The task → Before you finish, make sure every line below has been written out exactly.

*****

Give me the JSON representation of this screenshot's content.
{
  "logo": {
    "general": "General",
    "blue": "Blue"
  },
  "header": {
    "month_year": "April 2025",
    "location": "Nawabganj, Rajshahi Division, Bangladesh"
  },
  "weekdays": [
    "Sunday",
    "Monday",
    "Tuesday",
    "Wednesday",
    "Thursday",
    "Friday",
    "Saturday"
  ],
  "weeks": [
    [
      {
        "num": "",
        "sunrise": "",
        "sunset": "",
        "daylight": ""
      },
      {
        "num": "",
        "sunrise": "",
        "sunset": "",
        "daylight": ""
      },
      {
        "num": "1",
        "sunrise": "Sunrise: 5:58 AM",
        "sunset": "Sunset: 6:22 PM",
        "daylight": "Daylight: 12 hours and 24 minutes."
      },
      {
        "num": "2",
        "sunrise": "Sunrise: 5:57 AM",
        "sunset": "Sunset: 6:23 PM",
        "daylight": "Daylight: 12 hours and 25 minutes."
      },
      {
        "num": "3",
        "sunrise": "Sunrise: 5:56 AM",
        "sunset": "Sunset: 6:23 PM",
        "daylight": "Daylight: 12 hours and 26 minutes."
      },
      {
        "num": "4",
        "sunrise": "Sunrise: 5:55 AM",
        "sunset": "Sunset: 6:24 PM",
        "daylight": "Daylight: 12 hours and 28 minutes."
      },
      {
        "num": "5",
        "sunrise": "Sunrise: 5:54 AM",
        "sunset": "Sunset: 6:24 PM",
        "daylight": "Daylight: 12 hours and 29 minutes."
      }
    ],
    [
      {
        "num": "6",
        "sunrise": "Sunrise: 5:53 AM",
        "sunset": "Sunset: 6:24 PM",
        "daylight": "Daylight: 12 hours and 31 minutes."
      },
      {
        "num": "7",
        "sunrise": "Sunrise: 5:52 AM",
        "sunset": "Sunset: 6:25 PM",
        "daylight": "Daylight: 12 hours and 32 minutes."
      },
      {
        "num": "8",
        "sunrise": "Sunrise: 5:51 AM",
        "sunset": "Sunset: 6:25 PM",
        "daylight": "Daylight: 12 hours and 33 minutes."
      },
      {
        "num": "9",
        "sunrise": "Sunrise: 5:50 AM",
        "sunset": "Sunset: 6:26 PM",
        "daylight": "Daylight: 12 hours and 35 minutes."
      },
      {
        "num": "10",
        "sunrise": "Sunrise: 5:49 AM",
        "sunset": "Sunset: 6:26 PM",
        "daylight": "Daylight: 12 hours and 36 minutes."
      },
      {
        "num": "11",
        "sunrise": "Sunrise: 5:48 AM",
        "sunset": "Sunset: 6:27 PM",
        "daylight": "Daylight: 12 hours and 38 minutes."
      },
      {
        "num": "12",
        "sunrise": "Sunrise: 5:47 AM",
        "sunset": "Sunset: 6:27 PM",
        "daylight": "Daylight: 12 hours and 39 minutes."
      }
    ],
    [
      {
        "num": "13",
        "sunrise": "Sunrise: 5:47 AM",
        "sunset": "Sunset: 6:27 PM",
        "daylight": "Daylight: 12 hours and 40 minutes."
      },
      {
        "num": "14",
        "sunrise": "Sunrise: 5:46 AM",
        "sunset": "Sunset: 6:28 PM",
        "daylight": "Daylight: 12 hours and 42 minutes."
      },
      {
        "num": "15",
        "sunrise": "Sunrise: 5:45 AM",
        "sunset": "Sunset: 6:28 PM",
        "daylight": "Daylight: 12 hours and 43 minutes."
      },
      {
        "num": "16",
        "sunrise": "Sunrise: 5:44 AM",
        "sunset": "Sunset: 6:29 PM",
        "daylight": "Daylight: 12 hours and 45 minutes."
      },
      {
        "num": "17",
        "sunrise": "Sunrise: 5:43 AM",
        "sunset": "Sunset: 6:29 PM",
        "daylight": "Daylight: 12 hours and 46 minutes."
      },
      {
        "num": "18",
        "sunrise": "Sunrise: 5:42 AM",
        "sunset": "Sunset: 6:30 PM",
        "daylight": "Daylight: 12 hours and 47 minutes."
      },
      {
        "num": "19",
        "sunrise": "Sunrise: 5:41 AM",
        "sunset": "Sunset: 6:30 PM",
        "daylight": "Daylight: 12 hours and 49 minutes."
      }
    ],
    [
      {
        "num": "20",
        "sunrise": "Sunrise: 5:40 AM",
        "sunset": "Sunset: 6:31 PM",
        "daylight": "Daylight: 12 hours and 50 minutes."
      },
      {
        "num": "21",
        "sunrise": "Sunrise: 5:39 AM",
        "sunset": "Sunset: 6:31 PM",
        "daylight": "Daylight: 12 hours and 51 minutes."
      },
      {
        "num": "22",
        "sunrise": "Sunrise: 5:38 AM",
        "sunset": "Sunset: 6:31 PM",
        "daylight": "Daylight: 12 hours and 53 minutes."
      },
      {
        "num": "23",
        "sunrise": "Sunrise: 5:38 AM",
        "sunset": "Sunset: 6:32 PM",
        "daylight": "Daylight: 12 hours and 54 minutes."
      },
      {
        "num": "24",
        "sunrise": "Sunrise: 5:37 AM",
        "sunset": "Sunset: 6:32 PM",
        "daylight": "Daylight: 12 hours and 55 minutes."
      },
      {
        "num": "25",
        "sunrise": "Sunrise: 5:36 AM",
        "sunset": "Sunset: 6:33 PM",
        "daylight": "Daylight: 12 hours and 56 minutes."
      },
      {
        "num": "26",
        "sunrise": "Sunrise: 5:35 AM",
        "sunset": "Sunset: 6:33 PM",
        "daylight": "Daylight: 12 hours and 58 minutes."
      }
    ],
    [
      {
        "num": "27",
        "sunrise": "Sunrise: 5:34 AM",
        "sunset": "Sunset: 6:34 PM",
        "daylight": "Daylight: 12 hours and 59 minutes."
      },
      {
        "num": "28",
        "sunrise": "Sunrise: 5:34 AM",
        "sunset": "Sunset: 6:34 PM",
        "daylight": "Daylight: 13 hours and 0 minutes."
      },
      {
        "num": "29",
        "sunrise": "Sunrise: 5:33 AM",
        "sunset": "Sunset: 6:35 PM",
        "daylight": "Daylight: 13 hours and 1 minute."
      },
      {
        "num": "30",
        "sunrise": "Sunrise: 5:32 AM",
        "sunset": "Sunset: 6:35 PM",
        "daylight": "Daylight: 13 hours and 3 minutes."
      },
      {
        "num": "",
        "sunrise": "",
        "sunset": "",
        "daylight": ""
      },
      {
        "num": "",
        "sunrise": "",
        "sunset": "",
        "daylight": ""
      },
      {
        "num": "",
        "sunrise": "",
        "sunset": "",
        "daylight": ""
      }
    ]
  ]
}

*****

Exercise response →
Give me the JSON representation of this screenshot's content.
{
  "logo": {
    "general": "General",
    "blue": "Blue"
  },
  "header": {
    "month_year": "April 2025",
    "location": "Nawabganj, Rajshahi Division, Bangladesh"
  },
  "weekdays": [
    "Sunday",
    "Monday",
    "Tuesday",
    "Wednesday",
    "Thursday",
    "Friday",
    "Saturday"
  ],
  "weeks": [
    [
      {
        "num": "",
        "sunrise": "",
        "sunset": "",
        "daylight": ""
      },
      {
        "num": "",
        "sunrise": "",
        "sunset": "",
        "daylight": ""
      },
      {
        "num": "1",
        "sunrise": "Sunrise: 5:58 AM",
        "sunset": "Sunset: 6:22 PM",
        "daylight": "Daylight: 12 hours and 24 minutes."
      },
      {
        "num": "2",
        "sunrise": "Sunrise: 5:57 AM",
        "sunset": "Sunset: 6:23 PM",
        "daylight": "Daylight: 12 hours and 25 minutes."
      },
      {
        "num": "3",
        "sunrise": "Sunrise: 5:56 AM",
        "sunset": "Sunset: 6:23 PM",
        "daylight": "Daylight: 12 hours and 26 minutes."
      },
      {
        "num": "4",
        "sunrise": "Sunrise: 5:55 AM",
        "sunset": "Sunset: 6:24 PM",
        "daylight": "Daylight: 12 hours and 28 minutes."
      },
      {
        "num": "5",
        "sunrise": "Sunrise: 5:54 AM",
        "sunset": "Sunset: 6:24 PM",
        "daylight": "Daylight: 12 hours and 29 minutes."
      }
    ],
    [
      {
        "num": "6",
        "sunrise": "Sunrise: 5:53 AM",
        "sunset": "Sunset: 6:24 PM",
        "daylight": "Daylight: 12 hours and 31 minutes."
      },
      {
        "num": "7",
        "sunrise": "Sunrise: 5:52 AM",
        "sunset": "Sunset: 6:25 PM",
        "daylight": "Daylight: 12 hours and 32 minutes."
      },
      {
        "num": "8",
        "sunrise": "Sunrise: 5:51 AM",
        "sunset": "Sunset: 6:25 PM",
        "daylight": "Daylight: 12 hours and 33 minutes."
      },
      {
        "num": "9",
        "sunrise": "Sunrise: 5:50 AM",
        "sunset": "Sunset: 6:26 PM",
        "daylight": "Daylight: 12 hours and 35 minutes."
      },
      {
        "num": "10",
        "sunrise": "Sunrise: 5:49 AM",
        "sunset": "Sunset: 6:26 PM",
        "daylight": "Daylight: 12 hours and 36 minutes."
      },
      {
        "num": "11",
        "sunrise": "Sunrise: 5:48 AM",
        "sunset": "Sunset: 6:27 PM",
        "daylight": "Daylight: 12 hours and 38 minutes."
      },
      {
        "num": "12",
        "sunrise": "Sunrise: 5:47 AM",
        "sunset": "Sunset: 6:27 PM",
        "daylight": "Daylight: 12 hours and 39 minutes."
      }
    ],
    [
      {
        "num": "13",
        "sunrise": "Sunrise: 5:47 AM",
        "sunset": "Sunset: 6:27 PM",
        "daylight": "Daylight: 12 hours and 40 minutes."
      },
      {
        "num": "14",
        "sunrise": "Sunrise: 5:46 AM",
        "sunset": "Sunset: 6:28 PM",
        "daylight": "Daylight: 12 hours and 42 minutes."
      },
      {
        "num": "15",
        "sunrise": "Sunrise: 5:45 AM",
        "sunset": "Sunset: 6:28 PM",
        "daylight": "Daylight: 12 hours and 43 minutes."
      },
      {
        "num": "16",
        "sunrise": "Sunrise: 5:44 AM",
        "sunset": "Sunset: 6:29 PM",
        "daylight": "Daylight: 12 hours and 45 minutes."
      },
      {
        "num": "17",
        "sunrise": "Sunrise: 5:43 AM",
        "sunset": "Sunset: 6:29 PM",
        "daylight": "Daylight: 12 hours and 46 minutes."
      },
      {
        "num": "18",
        "sunrise": "Sunrise: 5:42 AM",
        "sunset": "Sunset: 6:30 PM",
        "daylight": "Daylight: 12 hours and 47 minutes."
      },
      {
        "num": "19",
        "sunrise": "Sunrise: 5:41 AM",
        "sunset": "Sunset: 6:30 PM",
        "daylight": "Daylight: 12 hours and 49 minutes."
      }
    ],
    [
      {
        "num": "20",
        "sunrise": "Sunrise: 5:40 AM",
        "sunset": "Sunset: 6:31 PM",
        "daylight": "Daylight: 12 hours and 50 minutes."
      },
      {
        "num": "21",
        "sunrise": "Sunrise: 5:39 AM",
        "sunset": "Sunset: 6:31 PM",
        "daylight": "Daylight: 12 hours and 51 minutes."
      },
      {
        "num": "22",
        "sunrise": "Sunrise: 5:38 AM",
        "sunset": "Sunset: 6:31 PM",
        "daylight": "Daylight: 12 hours and 53 minutes."
      },
      {
        "num": "23",
        "sunrise": "Sunrise: 5:38 AM",
        "sunset": "Sunset: 6:32 PM",
        "daylight": "Daylight: 12 hours and 54 minutes."
      },
      {
        "num": "24",
        "sunrise": "Sunrise: 5:37 AM",
        "sunset": "Sunset: 6:32 PM",
        "daylight": "Daylight: 12 hours and 55 minutes."
      },
      {
        "num": "25",
        "sunrise": "Sunrise: 5:36 AM",
        "sunset": "Sunset: 6:33 PM",
        "daylight": "Daylight: 12 hours and 56 minutes."
      },
      {
        "num": "26",
        "sunrise": "Sunrise: 5:35 AM",
        "sunset": "Sunset: 6:33 PM",
        "daylight": "Daylight: 12 hours and 58 minutes."
      }
    ],
    [
      {
        "num": "27",
        "sunrise": "Sunrise: 5:34 AM",
        "sunset": "Sunset: 6:34 PM",
        "daylight": "Daylight: 12 hours and 59 minutes."
      },
      {
        "num": "28",
        "sunrise": "Sunrise: 5:34 AM",
        "sunset": "Sunset: 6:34 PM",
        "daylight": "Daylight: 13 hours and 0 minutes."
      },
      {
        "num": "29",
        "sunrise": "Sunrise: 5:33 AM",
        "sunset": "Sunset: 6:35 PM",
        "daylight": "Daylight: 13 hours and 1 minute."
      },
      {
        "num": "30",
        "sunrise": "Sunrise: 5:32 AM",
        "sunset": "Sunset: 6:35 PM",
        "daylight": "Daylight: 13 hours and 3 minutes."
      },
      {
        "num": "",
        "sunrise": "",
        "sunset": "",
        "daylight": ""
      },
      {
        "num": "",
        "sunrise": "",
        "sunset": "",
        "daylight": ""
      },
      {
        "num": "",
        "sunrise": "",
        "sunset": "",
        "daylight": ""
      }
    ]
  ]
}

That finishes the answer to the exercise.